- Opening Delimiter -
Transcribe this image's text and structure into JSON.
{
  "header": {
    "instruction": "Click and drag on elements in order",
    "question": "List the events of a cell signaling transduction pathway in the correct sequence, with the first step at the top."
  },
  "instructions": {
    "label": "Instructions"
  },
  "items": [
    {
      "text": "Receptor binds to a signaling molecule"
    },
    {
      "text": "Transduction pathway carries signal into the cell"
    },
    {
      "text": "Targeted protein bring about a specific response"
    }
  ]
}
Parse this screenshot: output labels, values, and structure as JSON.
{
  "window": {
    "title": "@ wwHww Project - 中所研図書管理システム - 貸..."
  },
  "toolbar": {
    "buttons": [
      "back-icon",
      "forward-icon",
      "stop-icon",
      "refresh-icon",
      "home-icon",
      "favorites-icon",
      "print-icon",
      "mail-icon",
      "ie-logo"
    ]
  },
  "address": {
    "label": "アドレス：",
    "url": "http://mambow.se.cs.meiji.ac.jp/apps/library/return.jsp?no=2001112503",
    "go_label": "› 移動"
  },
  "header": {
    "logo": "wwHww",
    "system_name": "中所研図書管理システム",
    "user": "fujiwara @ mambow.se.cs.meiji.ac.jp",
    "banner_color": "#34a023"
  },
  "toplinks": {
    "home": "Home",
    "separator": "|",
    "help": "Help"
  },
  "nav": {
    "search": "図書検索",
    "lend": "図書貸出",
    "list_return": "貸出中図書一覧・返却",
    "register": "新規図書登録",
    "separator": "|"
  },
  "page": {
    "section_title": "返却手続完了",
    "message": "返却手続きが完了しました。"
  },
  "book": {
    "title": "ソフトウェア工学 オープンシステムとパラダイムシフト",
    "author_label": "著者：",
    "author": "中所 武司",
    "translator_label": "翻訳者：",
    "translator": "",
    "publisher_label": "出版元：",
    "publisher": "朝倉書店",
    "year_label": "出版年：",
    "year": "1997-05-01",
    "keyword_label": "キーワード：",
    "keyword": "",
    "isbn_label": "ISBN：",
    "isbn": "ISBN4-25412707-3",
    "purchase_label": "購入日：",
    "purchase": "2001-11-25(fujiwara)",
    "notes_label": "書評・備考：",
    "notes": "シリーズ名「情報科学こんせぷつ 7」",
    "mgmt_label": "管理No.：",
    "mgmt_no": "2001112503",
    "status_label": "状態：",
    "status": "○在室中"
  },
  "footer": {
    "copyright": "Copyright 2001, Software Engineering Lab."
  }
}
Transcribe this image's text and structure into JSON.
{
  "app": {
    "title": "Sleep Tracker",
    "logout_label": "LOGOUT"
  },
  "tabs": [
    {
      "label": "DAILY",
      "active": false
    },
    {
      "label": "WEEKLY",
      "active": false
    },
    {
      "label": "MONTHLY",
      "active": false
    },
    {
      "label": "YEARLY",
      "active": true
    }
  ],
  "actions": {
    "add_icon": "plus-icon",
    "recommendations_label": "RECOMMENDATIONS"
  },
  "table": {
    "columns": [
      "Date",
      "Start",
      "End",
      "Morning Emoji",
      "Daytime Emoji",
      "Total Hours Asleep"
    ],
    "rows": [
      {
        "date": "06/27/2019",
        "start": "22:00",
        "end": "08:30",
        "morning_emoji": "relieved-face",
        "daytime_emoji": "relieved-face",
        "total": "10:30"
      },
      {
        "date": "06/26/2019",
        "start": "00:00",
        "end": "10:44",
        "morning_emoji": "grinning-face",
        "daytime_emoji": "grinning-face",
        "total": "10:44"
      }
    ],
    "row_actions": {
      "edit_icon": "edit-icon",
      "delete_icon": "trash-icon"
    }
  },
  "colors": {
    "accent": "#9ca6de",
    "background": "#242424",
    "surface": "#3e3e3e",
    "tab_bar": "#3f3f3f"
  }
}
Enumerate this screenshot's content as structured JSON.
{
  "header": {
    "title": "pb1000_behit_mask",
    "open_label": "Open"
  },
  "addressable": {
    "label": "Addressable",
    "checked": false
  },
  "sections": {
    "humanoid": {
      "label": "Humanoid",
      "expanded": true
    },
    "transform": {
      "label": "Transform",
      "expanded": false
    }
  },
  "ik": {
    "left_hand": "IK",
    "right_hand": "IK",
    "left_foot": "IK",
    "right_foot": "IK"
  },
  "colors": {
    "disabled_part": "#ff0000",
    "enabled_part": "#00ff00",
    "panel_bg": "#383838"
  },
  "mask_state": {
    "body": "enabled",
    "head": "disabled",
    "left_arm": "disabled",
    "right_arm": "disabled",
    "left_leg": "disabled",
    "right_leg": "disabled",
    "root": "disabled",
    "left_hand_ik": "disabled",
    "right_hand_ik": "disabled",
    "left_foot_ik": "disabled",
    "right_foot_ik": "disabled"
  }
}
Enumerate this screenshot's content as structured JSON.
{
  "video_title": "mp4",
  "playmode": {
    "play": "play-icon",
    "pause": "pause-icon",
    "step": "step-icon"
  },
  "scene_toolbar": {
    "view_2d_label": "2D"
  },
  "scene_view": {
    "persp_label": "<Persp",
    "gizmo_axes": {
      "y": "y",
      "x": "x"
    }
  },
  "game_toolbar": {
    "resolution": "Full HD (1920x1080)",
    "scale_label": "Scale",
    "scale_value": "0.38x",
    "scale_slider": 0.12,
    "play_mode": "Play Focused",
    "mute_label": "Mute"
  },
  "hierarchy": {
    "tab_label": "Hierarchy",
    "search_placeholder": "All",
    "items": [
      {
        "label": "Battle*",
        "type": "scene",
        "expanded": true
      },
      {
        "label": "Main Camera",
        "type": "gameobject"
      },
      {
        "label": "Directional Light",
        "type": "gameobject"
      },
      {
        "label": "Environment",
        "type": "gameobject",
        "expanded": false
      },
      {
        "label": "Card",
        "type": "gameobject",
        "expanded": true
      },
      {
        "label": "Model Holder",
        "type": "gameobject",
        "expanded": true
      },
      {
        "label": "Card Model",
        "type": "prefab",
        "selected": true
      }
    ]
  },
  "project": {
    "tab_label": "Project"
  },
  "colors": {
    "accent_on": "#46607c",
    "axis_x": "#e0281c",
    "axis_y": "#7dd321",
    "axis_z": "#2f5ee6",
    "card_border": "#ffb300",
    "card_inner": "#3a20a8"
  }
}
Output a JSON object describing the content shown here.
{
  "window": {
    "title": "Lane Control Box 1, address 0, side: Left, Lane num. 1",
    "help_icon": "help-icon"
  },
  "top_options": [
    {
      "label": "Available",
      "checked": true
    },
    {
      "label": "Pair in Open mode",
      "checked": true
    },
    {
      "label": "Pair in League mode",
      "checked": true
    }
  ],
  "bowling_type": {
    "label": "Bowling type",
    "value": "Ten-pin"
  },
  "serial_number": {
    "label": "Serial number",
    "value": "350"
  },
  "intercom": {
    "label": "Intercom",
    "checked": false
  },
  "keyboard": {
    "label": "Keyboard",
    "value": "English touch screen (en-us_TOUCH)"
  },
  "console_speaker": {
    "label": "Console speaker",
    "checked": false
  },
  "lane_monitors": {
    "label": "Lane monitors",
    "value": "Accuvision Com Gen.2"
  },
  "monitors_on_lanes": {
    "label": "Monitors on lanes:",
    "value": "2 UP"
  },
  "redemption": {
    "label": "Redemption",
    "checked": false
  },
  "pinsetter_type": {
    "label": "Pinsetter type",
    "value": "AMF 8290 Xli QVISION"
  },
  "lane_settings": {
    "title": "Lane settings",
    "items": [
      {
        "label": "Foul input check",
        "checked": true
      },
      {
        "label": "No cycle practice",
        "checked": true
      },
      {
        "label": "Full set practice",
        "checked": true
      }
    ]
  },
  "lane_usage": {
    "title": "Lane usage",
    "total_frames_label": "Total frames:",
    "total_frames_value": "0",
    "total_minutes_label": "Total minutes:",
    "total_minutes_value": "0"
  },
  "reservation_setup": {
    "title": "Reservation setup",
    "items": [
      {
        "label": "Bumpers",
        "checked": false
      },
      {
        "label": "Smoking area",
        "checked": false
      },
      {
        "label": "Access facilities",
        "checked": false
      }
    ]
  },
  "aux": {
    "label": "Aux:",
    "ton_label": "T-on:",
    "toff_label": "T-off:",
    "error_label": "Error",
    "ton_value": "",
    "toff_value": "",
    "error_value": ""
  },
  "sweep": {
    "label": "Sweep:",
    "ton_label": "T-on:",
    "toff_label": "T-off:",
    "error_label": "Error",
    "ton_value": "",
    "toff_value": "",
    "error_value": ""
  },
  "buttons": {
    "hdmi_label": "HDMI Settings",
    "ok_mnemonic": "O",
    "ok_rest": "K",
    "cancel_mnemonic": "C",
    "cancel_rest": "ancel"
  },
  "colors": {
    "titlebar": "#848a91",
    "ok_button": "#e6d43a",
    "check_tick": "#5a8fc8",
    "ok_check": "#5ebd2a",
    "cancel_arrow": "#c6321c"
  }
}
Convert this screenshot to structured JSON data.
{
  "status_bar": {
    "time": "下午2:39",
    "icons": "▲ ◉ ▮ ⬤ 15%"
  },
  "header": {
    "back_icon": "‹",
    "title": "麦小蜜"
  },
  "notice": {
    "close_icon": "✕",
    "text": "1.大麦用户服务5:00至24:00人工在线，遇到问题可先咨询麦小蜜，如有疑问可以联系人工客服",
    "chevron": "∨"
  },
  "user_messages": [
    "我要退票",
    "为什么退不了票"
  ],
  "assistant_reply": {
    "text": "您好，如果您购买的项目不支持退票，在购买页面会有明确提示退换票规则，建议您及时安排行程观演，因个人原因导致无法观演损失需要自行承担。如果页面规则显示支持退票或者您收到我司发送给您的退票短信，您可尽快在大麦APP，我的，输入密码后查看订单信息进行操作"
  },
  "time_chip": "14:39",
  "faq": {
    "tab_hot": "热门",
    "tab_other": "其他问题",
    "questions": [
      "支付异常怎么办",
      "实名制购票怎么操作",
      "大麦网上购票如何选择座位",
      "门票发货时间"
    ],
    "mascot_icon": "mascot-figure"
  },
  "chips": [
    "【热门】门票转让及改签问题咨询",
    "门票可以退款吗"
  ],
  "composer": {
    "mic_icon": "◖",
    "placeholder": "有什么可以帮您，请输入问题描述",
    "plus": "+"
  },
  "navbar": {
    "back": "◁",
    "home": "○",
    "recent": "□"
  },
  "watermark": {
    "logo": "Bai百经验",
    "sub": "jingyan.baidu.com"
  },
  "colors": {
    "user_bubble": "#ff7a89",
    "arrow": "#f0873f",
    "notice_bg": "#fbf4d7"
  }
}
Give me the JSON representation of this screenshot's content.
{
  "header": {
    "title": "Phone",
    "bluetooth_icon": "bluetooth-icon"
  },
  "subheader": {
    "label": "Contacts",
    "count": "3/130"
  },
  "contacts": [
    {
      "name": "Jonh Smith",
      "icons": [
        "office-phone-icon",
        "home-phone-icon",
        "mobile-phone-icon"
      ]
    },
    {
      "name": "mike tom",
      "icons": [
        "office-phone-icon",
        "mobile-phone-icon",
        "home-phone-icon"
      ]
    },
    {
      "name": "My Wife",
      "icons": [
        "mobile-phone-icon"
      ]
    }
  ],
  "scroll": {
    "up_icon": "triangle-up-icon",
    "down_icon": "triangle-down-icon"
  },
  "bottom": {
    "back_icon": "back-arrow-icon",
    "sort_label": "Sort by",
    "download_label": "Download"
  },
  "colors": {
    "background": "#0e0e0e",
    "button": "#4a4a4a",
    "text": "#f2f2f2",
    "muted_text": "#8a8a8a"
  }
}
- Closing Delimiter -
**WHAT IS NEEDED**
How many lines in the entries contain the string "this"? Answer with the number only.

**TASK RESULT**
7